[PROBLEM DESCRIPTION]: Where the data below has the string "ساعت", return the whole line.

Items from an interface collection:
= = = =
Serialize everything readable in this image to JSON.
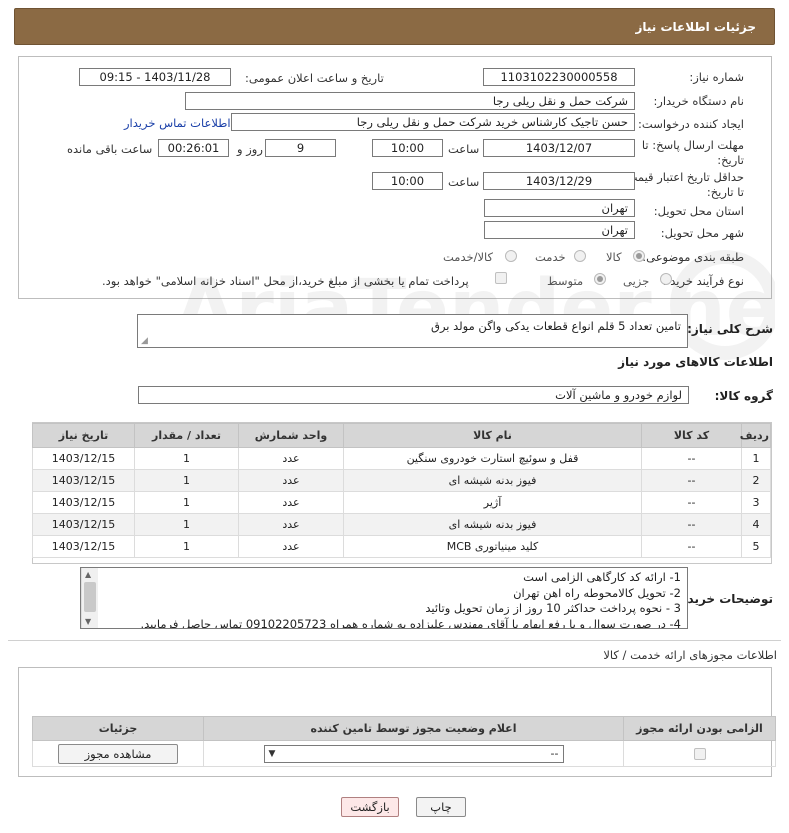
{
  "header": {
    "title": "جزئیات اطلاعات نیاز"
  },
  "form": {
    "need_number_label": "شماره نیاز:",
    "need_number": "1103102230000558",
    "announce_label": "تاریخ و ساعت اعلان عمومی:",
    "announce_value": "1403/11/28 - 09:15",
    "buyer_org_label": "نام دستگاه خریدار:",
    "buyer_org": "شرکت حمل و نقل ریلی رجا",
    "requester_label": "ایجاد کننده درخواست:",
    "requester": "حسن تاجیک کارشناس خرید شرکت حمل و نقل ریلی رجا",
    "buyer_contact_link": "اطلاعات تماس خریدار",
    "deadline_label": "مهلت ارسال پاسخ: تا تاریخ:",
    "deadline_date": "1403/12/07",
    "time_label": "ساعت",
    "deadline_time": "10:00",
    "days_value": "9",
    "days_label": "روز و",
    "remaining_time": "00:26:01",
    "remaining_label": "ساعت باقی مانده",
    "price_validity_label": "حداقل تاریخ اعتبار قیمت: تا تاریخ:",
    "price_validity_date": "1403/12/29",
    "price_validity_time": "10:00",
    "province_label": "استان محل تحویل:",
    "province": "تهران",
    "city_label": "شهر محل تحویل:",
    "city": "تهران",
    "category_label": "طبقه بندی موضوعی:",
    "category_options": [
      "کالا",
      "خدمت",
      "کالا/خدمت"
    ],
    "process_label": "نوع فرآیند خرید :",
    "process_options": [
      "جزیی",
      "متوسط"
    ],
    "payment_note": "پرداخت تمام یا بخشی از مبلغ خرید،از محل \"اسناد خزانه اسلامی\" خواهد بود."
  },
  "summary": {
    "label": "شرح کلی نیاز:",
    "text": "تامین تعداد 5 قلم انواع قطعات یدکی واگن مولد برق"
  },
  "goods": {
    "section_title": "اطلاعات کالاهای مورد نیاز",
    "group_label": "گروه کالا:",
    "group_value": "لوازم خودرو و ماشین آلات",
    "columns": [
      "ردیف",
      "کد کالا",
      "نام کالا",
      "واحد شمارش",
      "تعداد / مقدار",
      "تاریخ نیاز"
    ],
    "rows": [
      {
        "row": "1",
        "code": "--",
        "name": "قفل و سوئیچ استارت خودروی سنگین",
        "unit": "عدد",
        "qty": "1",
        "date": "1403/12/15"
      },
      {
        "row": "2",
        "code": "--",
        "name": "فیوز بدنه شیشه ای",
        "unit": "عدد",
        "qty": "1",
        "date": "1403/12/15"
      },
      {
        "row": "3",
        "code": "--",
        "name": "آژیر",
        "unit": "عدد",
        "qty": "1",
        "date": "1403/12/15"
      },
      {
        "row": "4",
        "code": "--",
        "name": "فیوز بدنه شیشه ای",
        "unit": "عدد",
        "qty": "1",
        "date": "1403/12/15"
      },
      {
        "row": "5",
        "code": "--",
        "name": "کلید مینیاتوری MCB",
        "unit": "عدد",
        "qty": "1",
        "date": "1403/12/15"
      }
    ]
  },
  "buyer_notes": {
    "label": "توضیحات خریدار:",
    "lines": [
      "1- ارائه کد کارگاهی الزامی است",
      "2- تحویل کالامحوطه راه اهن تهران",
      "3 - نحوه پرداخت حداکثر 10 روز از زمان تحویل وتائید",
      "4- در صورت سوال و یا رفع ابهام با آقای مهندس علیزاده به شماره همراه 09102205723 تماس حاصل فرمایید."
    ]
  },
  "licenses": {
    "section_title": "اطلاعات مجوزهای ارائه خدمت / کالا",
    "columns": [
      "الزامی بودن ارائه مجوز",
      "اعلام وضعیت مجوز توسط تامین کننده",
      "جزئیات"
    ],
    "select_value": "--",
    "view_button": "مشاهده مجوز"
  },
  "footer": {
    "print_button": "چاپ",
    "back_button": "بازگشت"
  },
  "watermark": {
    "text": "AriaTender.neT"
  }
}
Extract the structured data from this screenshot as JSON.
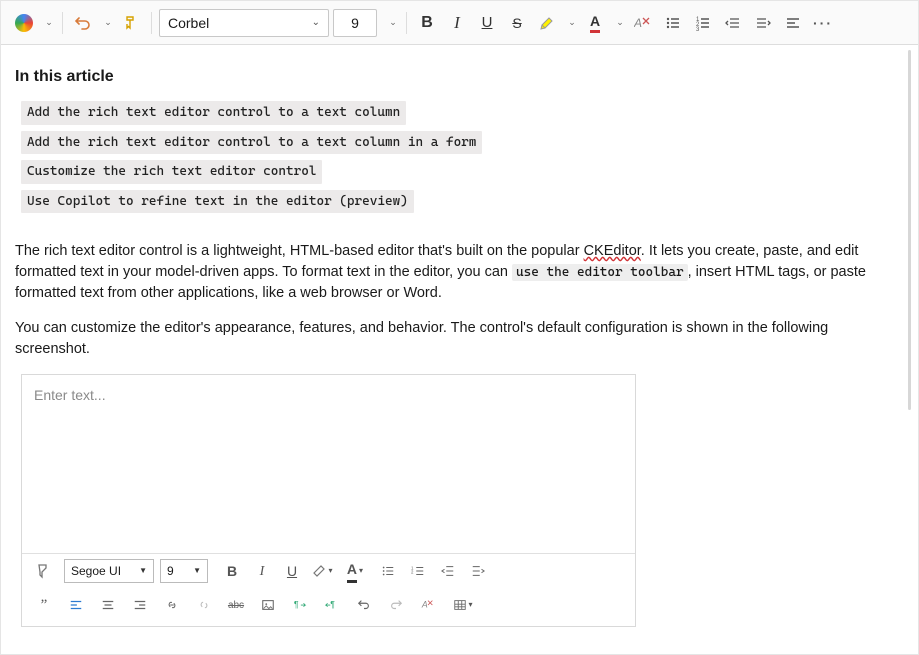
{
  "toolbar": {
    "font_name": "Corbel",
    "font_size": "9"
  },
  "article": {
    "section_title": "In this article",
    "toc": [
      "Add the rich text editor control to a text column",
      "Add the rich text editor control to a text column in a form",
      "Customize the rich text editor control",
      "Use Copilot to refine text in the editor (preview)"
    ],
    "p1_a": "The rich text editor control is a lightweight, HTML-based editor that's built on the popular ",
    "p1_ck": "CKEditor",
    "p1_b": ". It lets you create, paste, and edit formatted text in your model-driven apps. To format text in the editor, you can ",
    "p1_code": "use the editor toolbar",
    "p1_c": ", insert HTML tags, or paste formatted text from other applications, like a web browser or Word.",
    "p2": "You can customize the editor's appearance, features, and behavior. The control's default configuration is shown in the following screenshot."
  },
  "inner": {
    "placeholder": "Enter text...",
    "font_name": "Segoe UI",
    "font_size": "9"
  }
}
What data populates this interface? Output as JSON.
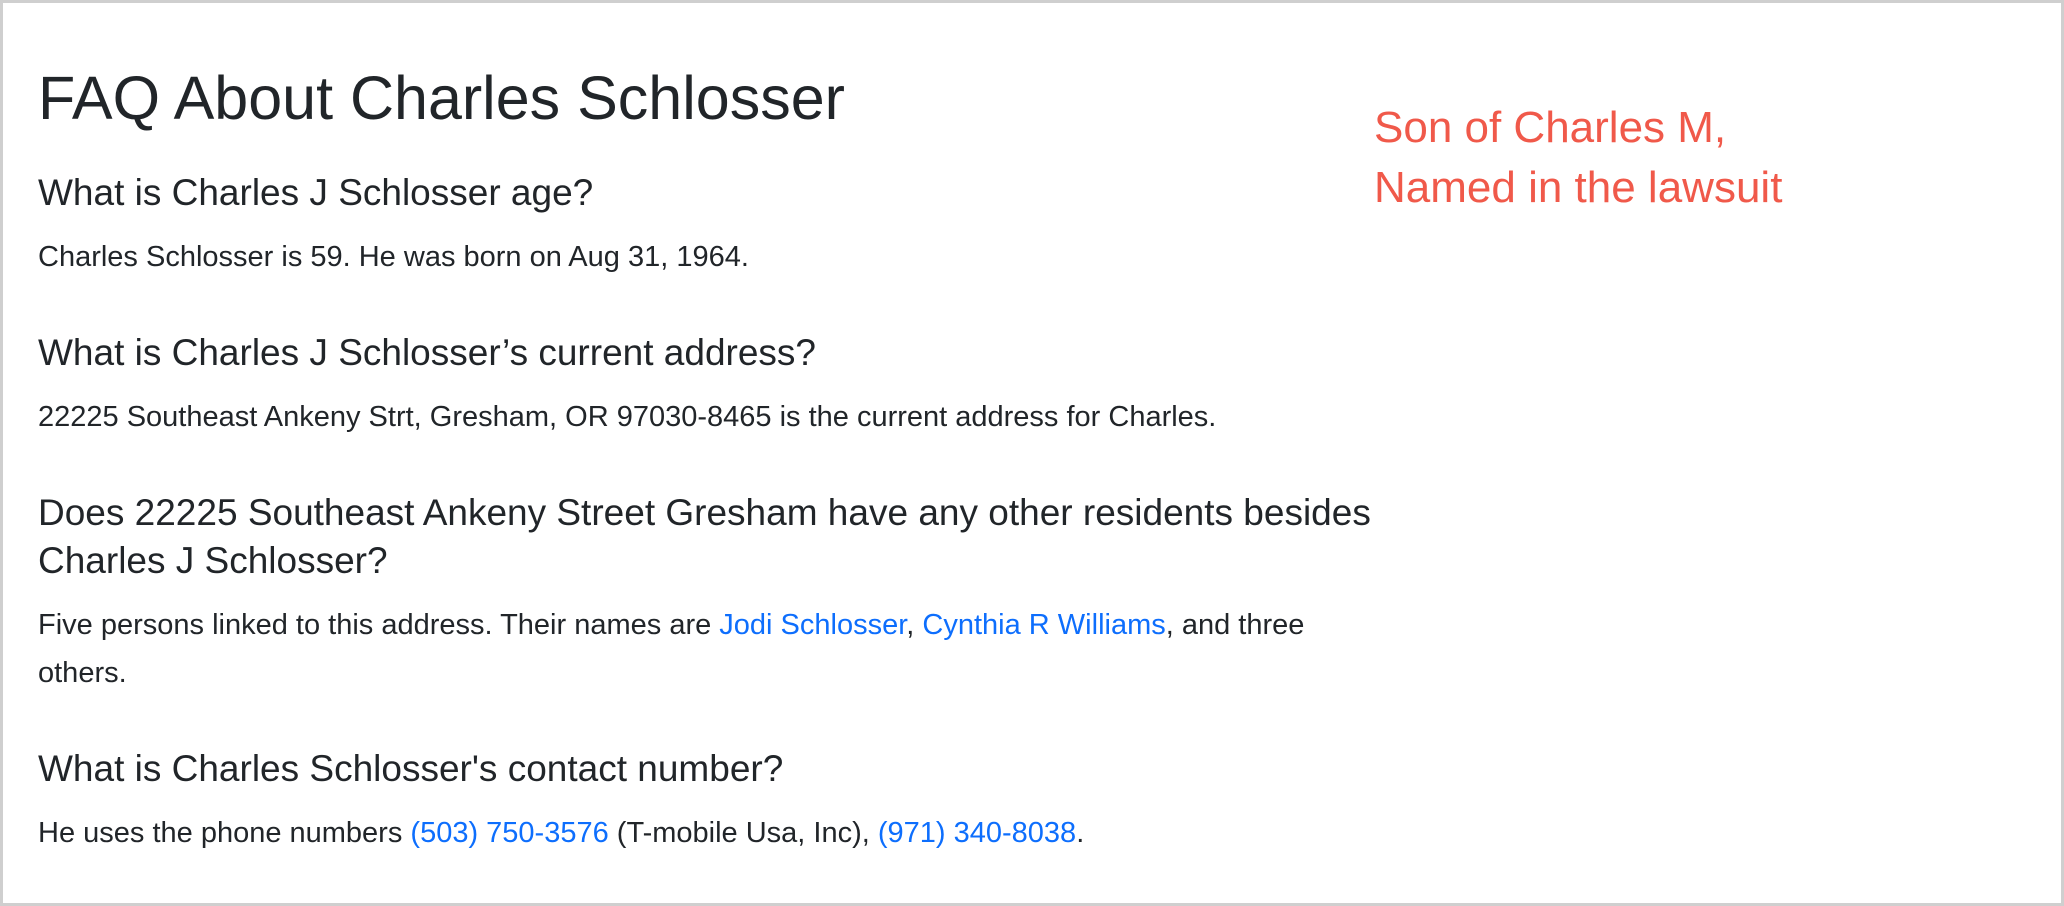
{
  "page": {
    "title": "FAQ About Charles Schlosser"
  },
  "faq": [
    {
      "question": "What is Charles J Schlosser age?",
      "answer": "Charles Schlosser is 59. He was born on Aug 31, 1964."
    },
    {
      "question": "What is Charles J Schlosser’s current address?",
      "answer": "22225 Southeast Ankeny Strt, Gresham, OR 97030-8465 is the current address for Charles."
    },
    {
      "question_line1": "Does 22225 Southeast Ankeny Street Gresham have any other residents besides",
      "question_line2": "Charles J Schlosser?",
      "answer_prefix": "Five persons linked to this address. Their names are ",
      "link1": "Jodi Schlosser",
      "sep": ", ",
      "link2": "Cynthia R Williams",
      "answer_suffix_line1": ", and three",
      "answer_line2": "others."
    },
    {
      "question": "What is Charles Schlosser's contact number?",
      "answer_prefix": "He uses the phone numbers ",
      "phone1": "(503) 750-3576",
      "middle": " (T-mobile Usa, Inc), ",
      "phone2": "(971) 340-8038",
      "end": "."
    }
  ],
  "annotation": {
    "line1": "Son of Charles M,",
    "line2": "Named in the lawsuit",
    "color": "#f0594a"
  },
  "colors": {
    "text": "#212529",
    "link": "#0d6efd",
    "border": "#cfcfcf"
  }
}
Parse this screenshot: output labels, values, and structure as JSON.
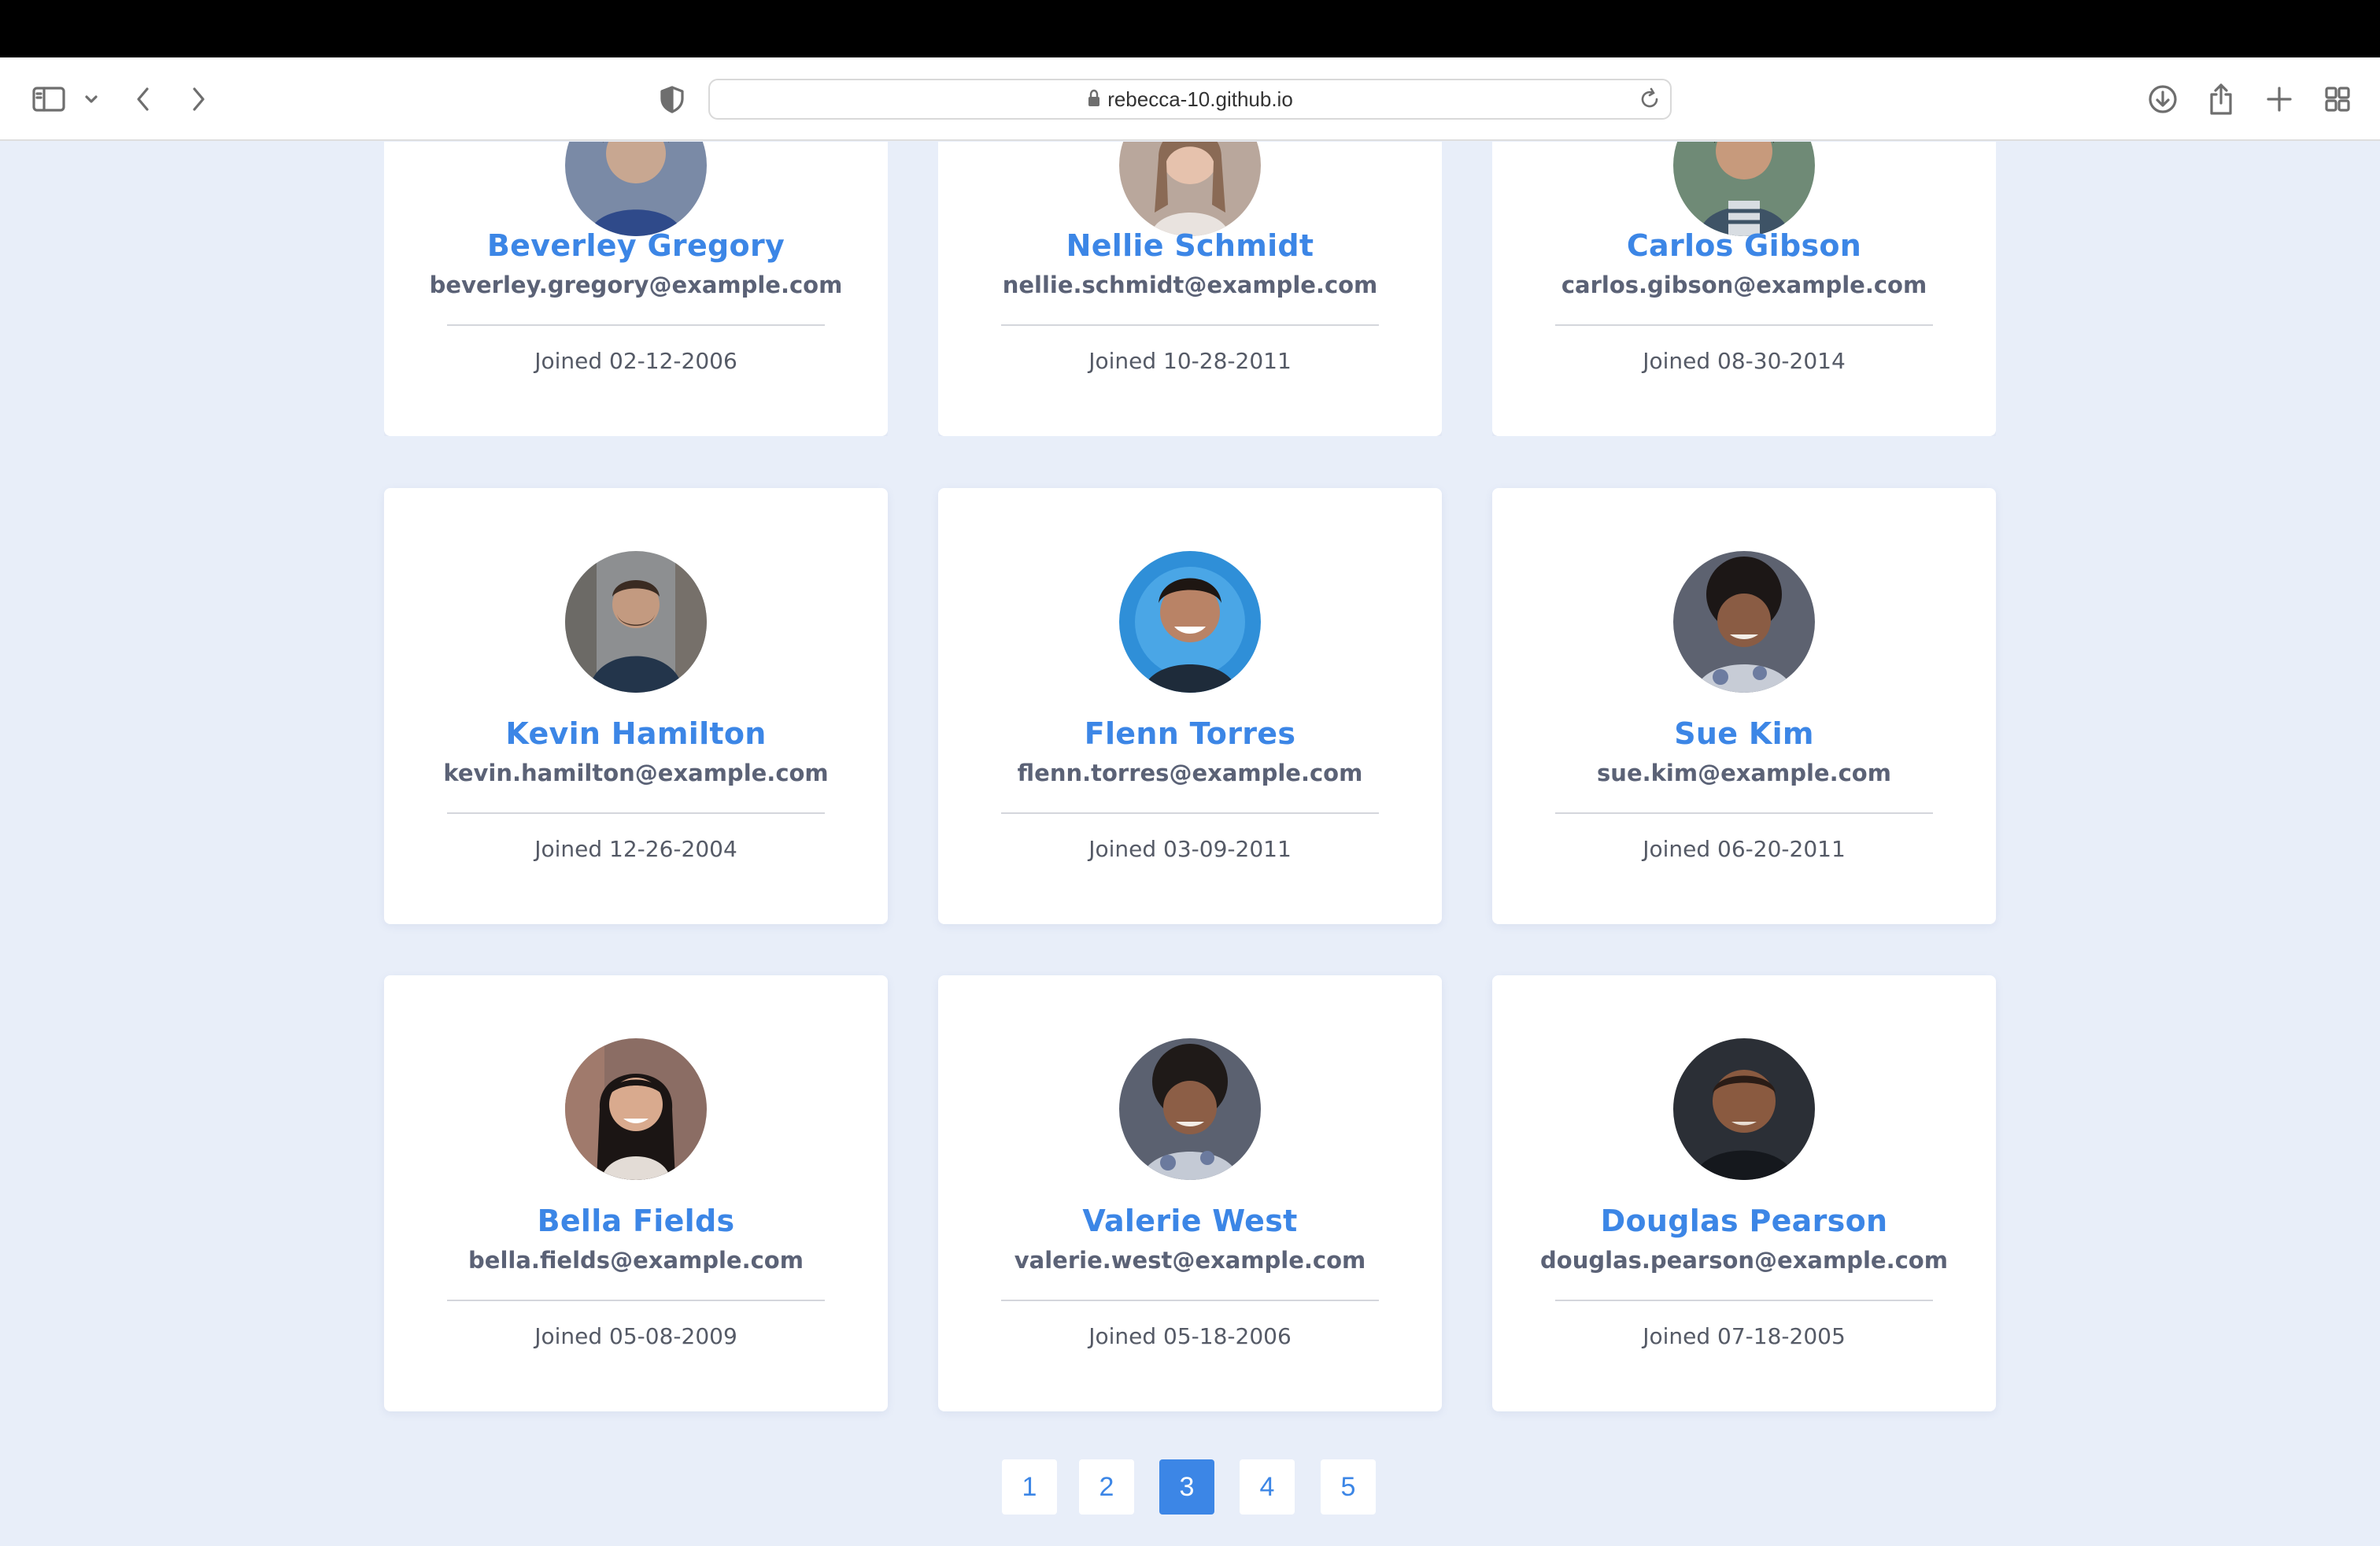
{
  "browser": {
    "url": "rebecca-10.github.io"
  },
  "users": [
    {
      "name": "Beverley Gregory",
      "email": "beverley.gregory@example.com",
      "joined": "Joined 02-12-2006"
    },
    {
      "name": "Nellie Schmidt",
      "email": "nellie.schmidt@example.com",
      "joined": "Joined 10-28-2011"
    },
    {
      "name": "Carlos Gibson",
      "email": "carlos.gibson@example.com",
      "joined": "Joined 08-30-2014"
    },
    {
      "name": "Kevin Hamilton",
      "email": "kevin.hamilton@example.com",
      "joined": "Joined 12-26-2004"
    },
    {
      "name": "Flenn Torres",
      "email": "flenn.torres@example.com",
      "joined": "Joined 03-09-2011"
    },
    {
      "name": "Sue Kim",
      "email": "sue.kim@example.com",
      "joined": "Joined 06-20-2011"
    },
    {
      "name": "Bella Fields",
      "email": "bella.fields@example.com",
      "joined": "Joined 05-08-2009"
    },
    {
      "name": "Valerie West",
      "email": "valerie.west@example.com",
      "joined": "Joined 05-18-2006"
    },
    {
      "name": "Douglas Pearson",
      "email": "douglas.pearson@example.com",
      "joined": "Joined 07-18-2005"
    }
  ],
  "pagination": {
    "pages": [
      "1",
      "2",
      "3",
      "4",
      "5"
    ],
    "current": "3"
  },
  "colors": {
    "background": "#e8eef9",
    "accent": "#3c86e6",
    "card": "#ffffff"
  }
}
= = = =
[SOLVED PROBLEM]:
    "announce_label": "تاریخ و ساعت اعلان عمومی:",
    "time_label": "ساعت",
    "remaining_label": "ساعت باقی مانده",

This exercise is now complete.